# Transfer functions at 0 frequency

Discussion in 'General Electronics Chat' started by midnightblack, May 31, 2012.

1. ### midnightblack Thread Starter Member

Feb 29, 2012
31
0
Hi.

I was wondering how do you work out the gain at 0 frequencies for transfer functions.

Say I have a transfer function

Y/X= (jωRC)/(1+jωRC)

The high frequency asymptote is at 1/1=1
The low frequency asymptote is at jωRC/1=jωRC

When ω->0, jωRC->zero. This I understand.

But when putting on a bode plot, we can't take the logarithm of zero?

So how do you find out where it touches the y axis where ω=0?

2. ### t_n_k AAC Fanatic!

Mar 6, 2009
5,448
790
You can't represent that particular condition on a Bode plot.

Why do you want to know this?

3. ### Papabravo Expert

Feb 24, 2006
11,867
2,523
Zero frequency does not exist on a Bode plot because the horizontal axis is logarithmic as you have already noted. To get and answer that makes more sense you should multiply the numerator and denominator of the transfer function by the complex conjugate of the denominator. With a real number in the denominator the limit as ω approaches 0 should be more obvious.

I'll try it and get back to you.

I was thinking of using L'hopital's rule but it does not apply here.

Last edited: May 31, 2012
4. ### steveb Senior Member

Jul 3, 2008
2,432
469
While the zero frequency is not on the Bode plot, one can easily identify the response at zero if one knows how to read a Bode plot. The only caveat is that you must plot down below the lowest poles and zeros. If there are poles and/or zeros at a frequency of zero, you can still figure out the response, but obviously you can't plot down that far.

Keep in mind that pole/zero cancellations, or even nearly canceled pole/zero occurrences are not obvious on a Bode plot.

The whole idea of the Bode plot is to be able to figure out the general response information from the plot itself. This means that all relevant information is there. Note that pole/zero cancellations are not discernible, but that is extraneous information when it comes to the actual magnitude and phase responses.

For example, lets say the system has an integrator that places a pole at zero. It will be clear that the magnitude response is rising at 20 dB/decade as you move towards zero. The phase response will be approaching -90 degrees.

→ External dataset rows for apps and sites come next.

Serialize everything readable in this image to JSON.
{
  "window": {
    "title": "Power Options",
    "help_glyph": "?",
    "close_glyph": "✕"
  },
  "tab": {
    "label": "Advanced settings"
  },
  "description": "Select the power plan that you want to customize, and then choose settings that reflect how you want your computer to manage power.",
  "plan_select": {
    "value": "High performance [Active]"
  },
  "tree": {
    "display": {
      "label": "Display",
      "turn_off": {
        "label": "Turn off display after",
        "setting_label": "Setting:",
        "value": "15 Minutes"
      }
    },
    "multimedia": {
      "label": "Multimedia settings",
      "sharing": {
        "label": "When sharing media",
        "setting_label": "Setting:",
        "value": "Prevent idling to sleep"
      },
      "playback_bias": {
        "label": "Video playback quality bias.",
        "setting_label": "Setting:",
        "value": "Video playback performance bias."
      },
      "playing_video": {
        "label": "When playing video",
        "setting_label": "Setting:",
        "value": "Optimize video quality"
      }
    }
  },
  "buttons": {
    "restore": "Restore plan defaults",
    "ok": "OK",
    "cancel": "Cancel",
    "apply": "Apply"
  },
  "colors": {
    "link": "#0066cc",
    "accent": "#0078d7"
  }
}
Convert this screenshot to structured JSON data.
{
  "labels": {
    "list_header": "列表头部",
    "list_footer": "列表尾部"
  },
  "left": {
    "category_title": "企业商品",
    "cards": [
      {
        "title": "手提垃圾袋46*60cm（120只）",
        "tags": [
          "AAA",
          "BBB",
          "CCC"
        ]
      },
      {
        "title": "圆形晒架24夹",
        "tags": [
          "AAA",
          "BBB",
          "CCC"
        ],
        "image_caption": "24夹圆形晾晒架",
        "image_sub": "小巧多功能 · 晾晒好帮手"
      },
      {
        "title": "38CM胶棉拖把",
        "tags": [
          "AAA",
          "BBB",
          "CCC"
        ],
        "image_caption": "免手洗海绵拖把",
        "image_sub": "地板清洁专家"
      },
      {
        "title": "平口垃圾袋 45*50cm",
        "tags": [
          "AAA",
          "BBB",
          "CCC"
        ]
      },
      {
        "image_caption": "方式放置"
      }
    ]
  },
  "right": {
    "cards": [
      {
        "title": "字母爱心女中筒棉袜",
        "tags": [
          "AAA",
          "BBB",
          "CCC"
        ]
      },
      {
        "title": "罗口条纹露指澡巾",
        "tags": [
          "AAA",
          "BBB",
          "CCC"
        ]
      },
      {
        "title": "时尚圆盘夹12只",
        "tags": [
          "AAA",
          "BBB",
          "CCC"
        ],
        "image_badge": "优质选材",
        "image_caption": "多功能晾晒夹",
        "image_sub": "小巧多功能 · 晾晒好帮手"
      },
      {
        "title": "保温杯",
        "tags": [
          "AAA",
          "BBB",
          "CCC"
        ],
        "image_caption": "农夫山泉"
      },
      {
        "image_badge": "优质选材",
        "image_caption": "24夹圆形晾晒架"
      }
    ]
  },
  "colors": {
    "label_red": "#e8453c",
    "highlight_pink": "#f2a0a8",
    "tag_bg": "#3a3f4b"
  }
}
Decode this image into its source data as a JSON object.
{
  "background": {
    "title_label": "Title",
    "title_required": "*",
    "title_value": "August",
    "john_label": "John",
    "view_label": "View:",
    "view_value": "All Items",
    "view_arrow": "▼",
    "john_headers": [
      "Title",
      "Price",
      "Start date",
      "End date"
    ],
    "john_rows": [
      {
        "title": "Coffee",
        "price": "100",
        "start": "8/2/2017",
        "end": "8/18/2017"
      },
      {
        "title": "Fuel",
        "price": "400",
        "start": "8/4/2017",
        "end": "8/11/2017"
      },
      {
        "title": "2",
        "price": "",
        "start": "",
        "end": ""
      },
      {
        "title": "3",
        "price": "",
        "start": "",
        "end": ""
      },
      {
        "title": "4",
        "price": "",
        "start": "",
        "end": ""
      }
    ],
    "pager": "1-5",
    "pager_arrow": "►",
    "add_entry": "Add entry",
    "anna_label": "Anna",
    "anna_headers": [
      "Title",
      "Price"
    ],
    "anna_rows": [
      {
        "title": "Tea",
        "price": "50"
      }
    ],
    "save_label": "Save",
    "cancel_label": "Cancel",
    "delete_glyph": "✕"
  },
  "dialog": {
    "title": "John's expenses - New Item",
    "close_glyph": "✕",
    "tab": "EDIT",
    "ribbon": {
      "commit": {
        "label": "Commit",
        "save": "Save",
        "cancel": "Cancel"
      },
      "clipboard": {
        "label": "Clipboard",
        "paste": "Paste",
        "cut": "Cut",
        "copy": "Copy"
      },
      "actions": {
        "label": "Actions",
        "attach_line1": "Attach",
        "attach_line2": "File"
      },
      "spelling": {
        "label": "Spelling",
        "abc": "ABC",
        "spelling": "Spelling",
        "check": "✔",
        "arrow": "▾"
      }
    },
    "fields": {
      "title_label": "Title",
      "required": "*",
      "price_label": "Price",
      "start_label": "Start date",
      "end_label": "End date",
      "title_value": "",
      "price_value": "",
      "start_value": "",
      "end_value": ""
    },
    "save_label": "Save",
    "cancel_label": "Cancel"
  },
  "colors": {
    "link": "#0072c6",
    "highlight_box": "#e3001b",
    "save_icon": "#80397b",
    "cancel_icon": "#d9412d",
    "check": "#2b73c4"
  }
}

If there is a zero at zero, then you will see decreasing magnitude at you approach zero and the phase will approach 90 degrees.

There can be multiple poles and or zeros at zero frequency, and then it is the net number of poles/zeros (after all cancellations) that determine the response. You might see plus and minus 20, 40 60 db/decade slopes on the plots, and integer multiples of 90 degrees.

If there are no poles and no zeros at zero frequency, then the phase will go to zero and the magnitude will stay flat, at whatever value shown at the low frequency end of the plot.

5. ### t_n_k AAC Fanatic!

Mar 6, 2009
5,448
790
The function mentioned in post #1 doesn't present any unusual challenges.

The OP points out quite rightly that the high frequency assymptote is to unity - or 0 dB. Moving in frequency below the pole breakpoint [-3dB @ ω=1/(RC)] the gain must decrease along an assymptote of -20dB per decade.

In any event, if in doubt, one can cross-check the gain and phase at any frequency ω on the constructed Bode plot by doing a direct calculation of magnitude & phase from the known transfer function. This was implicit in the OP's comment about the high frequency gain value well above the pole frequency approaching unity value or 0dB.

6. ### midnightblack Thread Starter Member

Feb 29, 2012
31
0
The mistake I was making was that I incorrectly read axes on a question. ω was actually going down as 0.1,0.001,0.0001. It seemed as though the bode plot touched the y axis on this particular diagram.

But since I made that mistake, I understand it better anyways.

Anyway, thank you for your replies. It helped me understand this more.

Last edited: Jun 2, 2012